Issuing an lvremove command could cause a failure to remove a logical volume. This failure was caused by processing an asynchronous udev event that kept the volume opened while the lvremove command tried to remove it. These asynchronous events are triggered when the watch udev rule is applied (it is set for device-mapper/LVM2 devices when using the udisks package that installs /lib/udev/rules.d/80-udisks.rules).
To fix this issue, the number of device open calls in read-write mode has been minimized and read-only mode is used internally if possible (the event is generated when closing a device that has the watch rule set and is closed after a read-write open).
Although this fixes a problem when opening a device internally within the command execution, the failure could still occur when using several commands quickly in a sequence where each one opens a device for read-write and then closes it immediately (for example in a script). In such a case, it is advisable to use the udevadm settle command in between.

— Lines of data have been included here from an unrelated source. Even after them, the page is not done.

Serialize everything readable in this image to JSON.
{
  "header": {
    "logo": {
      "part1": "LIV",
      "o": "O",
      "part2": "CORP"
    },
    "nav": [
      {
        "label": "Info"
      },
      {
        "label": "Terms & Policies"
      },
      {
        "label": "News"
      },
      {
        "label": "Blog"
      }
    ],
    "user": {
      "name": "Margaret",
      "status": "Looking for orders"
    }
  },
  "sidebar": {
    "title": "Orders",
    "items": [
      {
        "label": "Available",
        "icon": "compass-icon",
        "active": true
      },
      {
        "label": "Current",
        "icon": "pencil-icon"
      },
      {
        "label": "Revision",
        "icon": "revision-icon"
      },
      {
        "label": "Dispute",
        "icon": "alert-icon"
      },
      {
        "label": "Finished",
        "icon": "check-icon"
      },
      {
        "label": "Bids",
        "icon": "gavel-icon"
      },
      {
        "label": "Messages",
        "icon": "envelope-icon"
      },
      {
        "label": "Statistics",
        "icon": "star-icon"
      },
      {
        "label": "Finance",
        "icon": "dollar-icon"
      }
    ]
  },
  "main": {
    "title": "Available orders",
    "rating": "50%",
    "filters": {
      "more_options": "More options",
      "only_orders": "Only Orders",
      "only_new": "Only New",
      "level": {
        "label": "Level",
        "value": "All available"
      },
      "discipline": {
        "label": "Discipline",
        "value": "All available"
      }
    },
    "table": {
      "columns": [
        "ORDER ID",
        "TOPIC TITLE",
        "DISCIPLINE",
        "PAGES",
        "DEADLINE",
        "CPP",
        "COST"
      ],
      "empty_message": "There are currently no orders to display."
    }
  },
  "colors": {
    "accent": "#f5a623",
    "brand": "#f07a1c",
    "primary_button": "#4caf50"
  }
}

With this update, when using the lvconvert command, the Unable to create a snapshot of a locked|pvmove|mirrored LV error message has been changed to Unable to convert an LV into a snapshot of a locked|pvmove|mirrored LV. for clarity reasons.
A hostname containing the slash character (/) caused LVM commands to fail while generating an archive of current metadata. Because a hostname is a part of the temporary archive file name, a file path that was ambiguous was created, which caused the whole archive operation to fail. This update fixes this by replacing any slash character (/) with a question mark character (?) in the hostname string and then is used to compose the temporary archive file name.
An issue was discovered when running several commands in parallel that activated or deactivated an LV or a VG. The symbolic links for LVs in /dev were created and removed incorrectly, causing them to exist when the device had already been removed or vice versa.
This problem was caused by the fact that during the activation there was no write lock held that would protect individual activation commands as a whole (there was no metadata change). Together with non-atomicity of checking udev operations, an improper decision was made in the code based on the already stale information. This triggered a part of the code that attempted to repair the symbolic links as a fallback action.
To fix this, these checks are no longer run by default, thus fully relying on udev. However, the old functionality can still be used for diagnosing other udev related problems by setting a new verify_udev_operations option found in the activation section of the /etc/lvm/lvm.conf file.
This update removes the unsupported --force option from the lvrename manpage.
With this update, the vgsplit command is now able to split a volume group containing a mirror with mirrored logs.


Prior to this update, it was not possible to create a PV object with all properties calculated (for example, the PE start value) without a need to write the PV label on the disk while using an LVM2 library (lvm2app). This has been changed so that the PV label is written out later in the process as a part of the lvm_vg_write call, making it possible to calculate all PV properties and query them without actually writing the PV label on the disk.
This update adds support for issuing discards (TRIM) as part of lvm2 operations.
In Red Hat Enterprise Linux 6.2, support for MD's RAID personalities has been added to LVM as a Technology Preview. For more information about this feature, refer to the Red Hat Enterprise Linux 6.2 Release Notes.
Users are advised to upgrade to these updated lvm2 packages, which resolve these issues and add these enhancements.